“I imagine that town councils or planning boards could use the tool in the future. Perhaps a Conservation Commission or Shellfish Committee might set up some alternative scenarios and use the metrics and values from the tool to see how one alternative would achieve a balance between the environment and the local economy, but another alternative would favor the economy over the environment or vice versa. If a developer perceives that a project might be contentious, an analysis might reveal that the project might not have quite the impact that is feared.”

A grant from the Alex C. Walker foundation supports the project. A team from the University of Maine School of Economics is also involved. “We’ll continue to work with FBP on valuation projects,” Professor Kathleen Bell said. “The Walker foundation is really into market-based solutions to environmental problems.”
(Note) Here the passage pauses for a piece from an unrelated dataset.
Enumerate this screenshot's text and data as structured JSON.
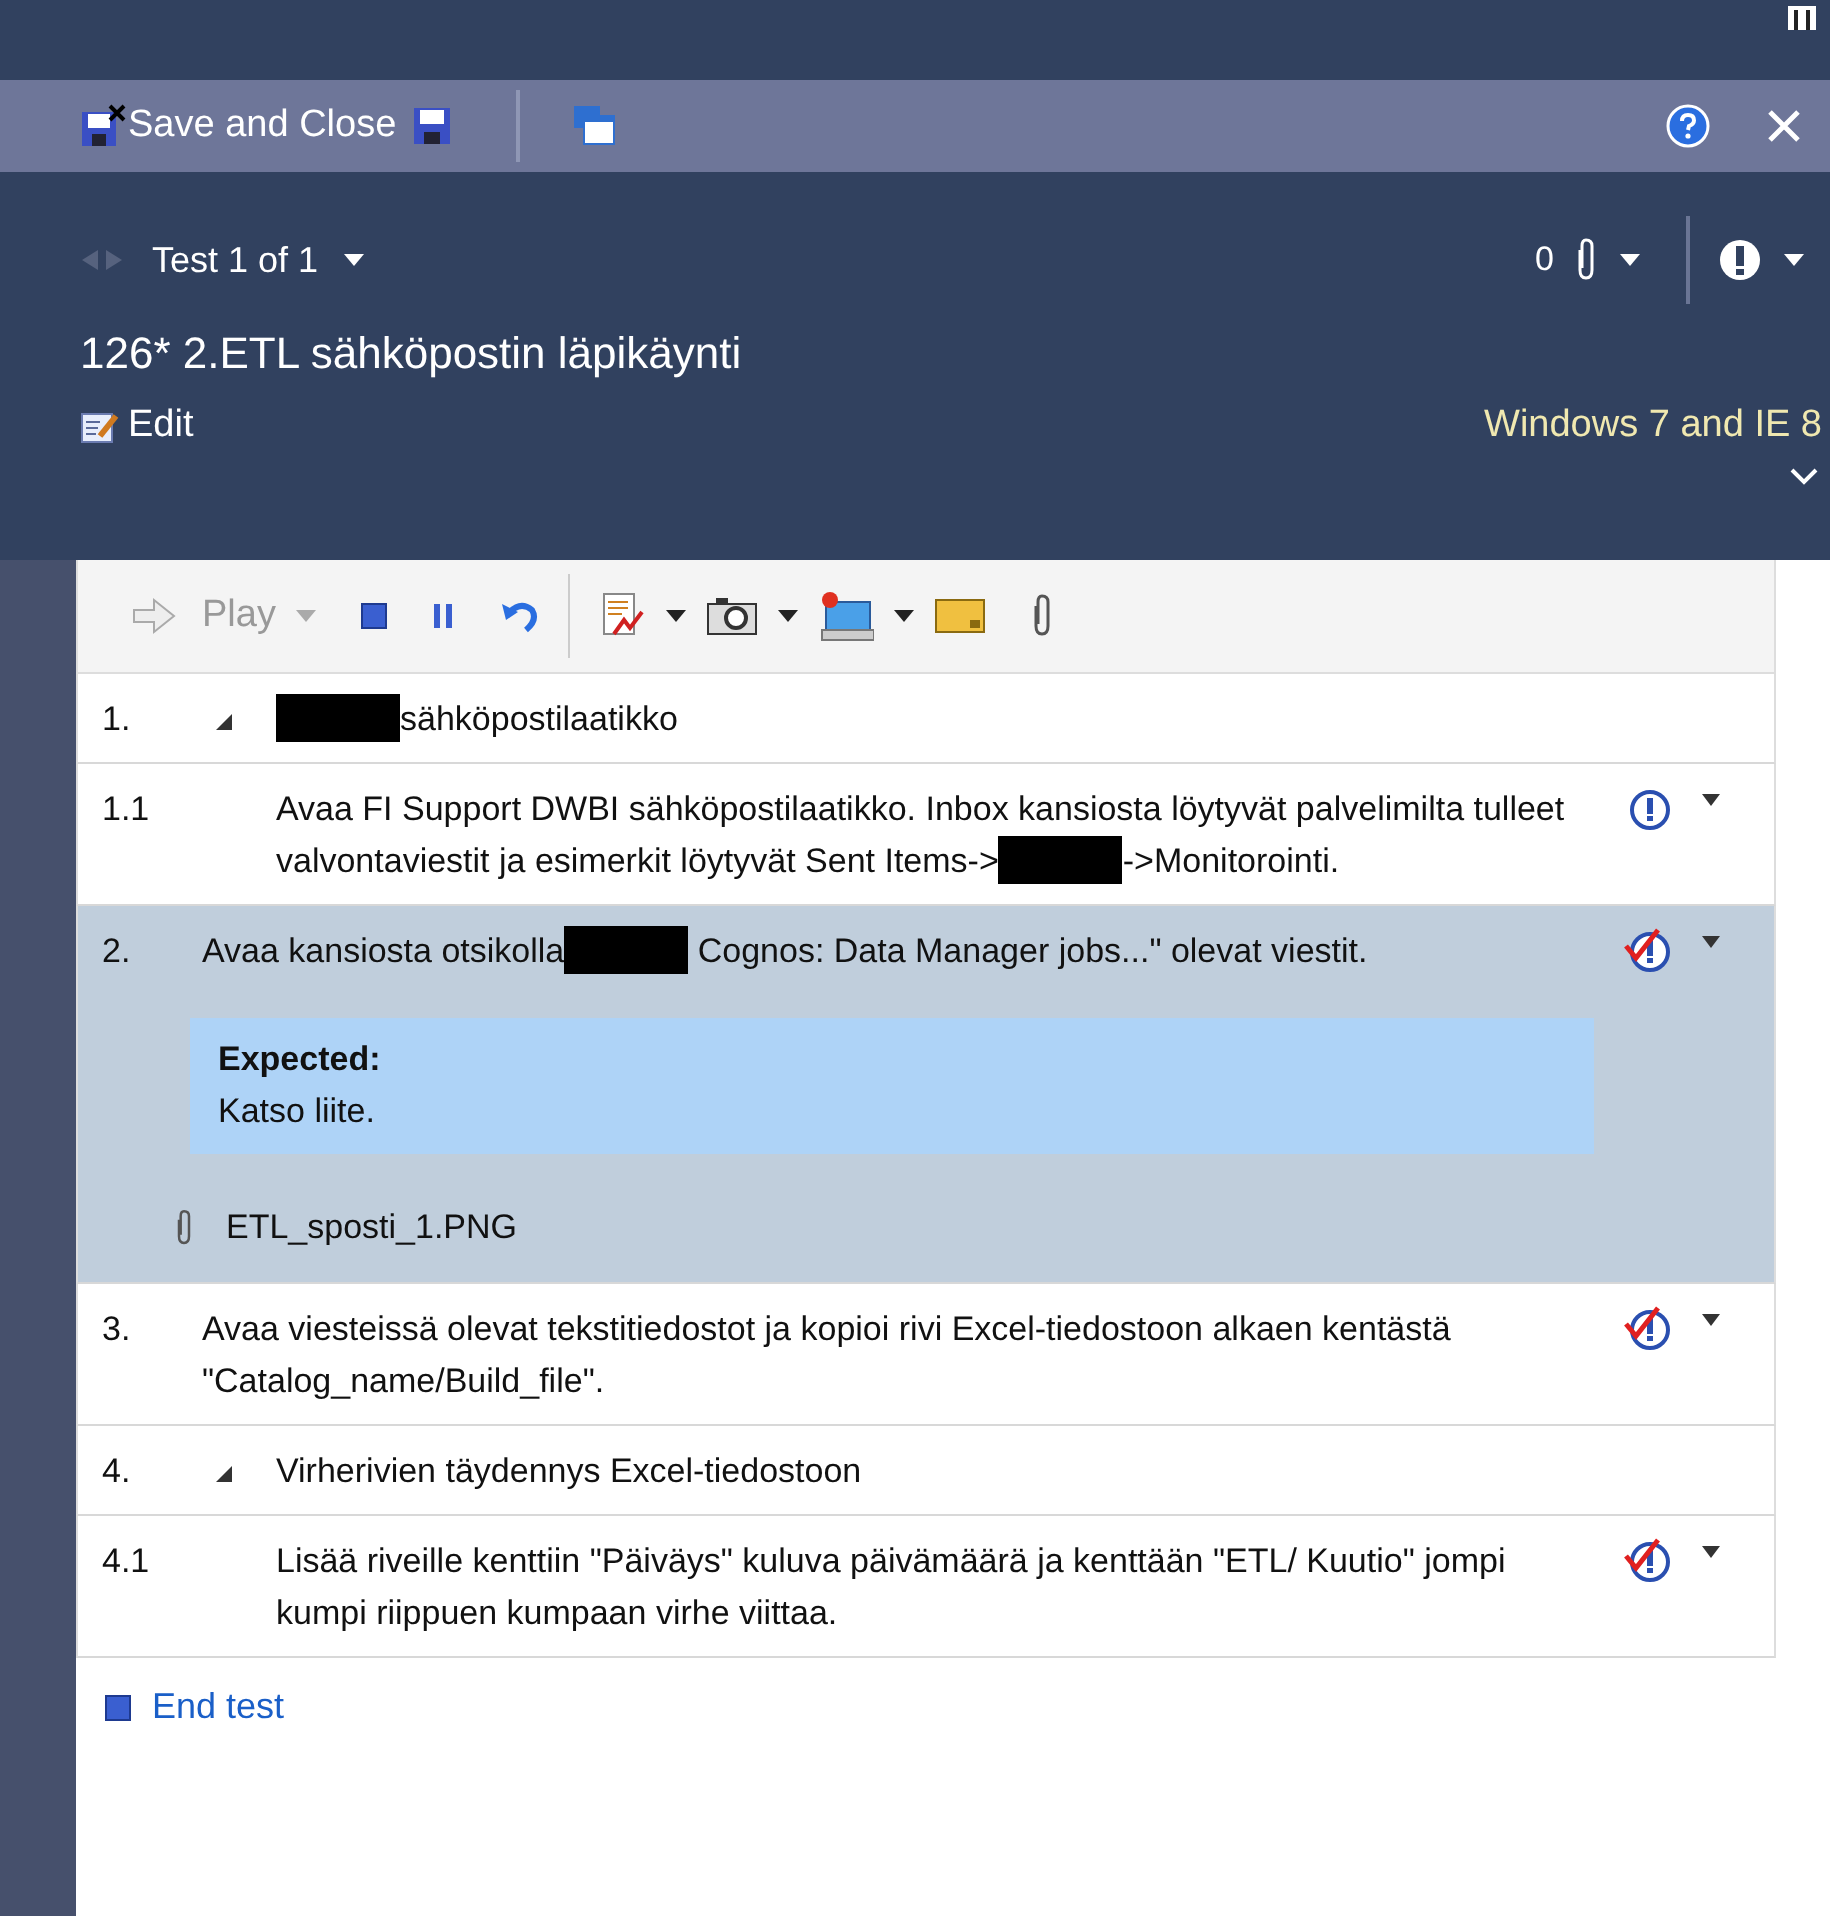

The foundation has supported FBP for the last five years, Disney said. “Because of the broad participation by diverse stakeholders in the Frenchman Bay Partners, there is emerging capacity to reduce threats to marine habitats which are important to both commercial and recreational users of the bay.”

Fiona de Koning of Acadia Aqua Farms is a member of the FBP executive committee. “I’m not a social scientist or a hard scientist – we are the business community part of the mix – but I think it was very productive,” she said. “It was a good introduction to the process. My experience is people very often aren’t speaking the same language. Our goals are often similar. It’s just the ways to get there may vary.”

Liz Graves

Liz Graves

Reporter at Mount Desert Islander
Former Islander reporter and editor Liz Graves grew up in California and came to Maine as a schooner sailor.

Leave a Reply

Your email address will not be published.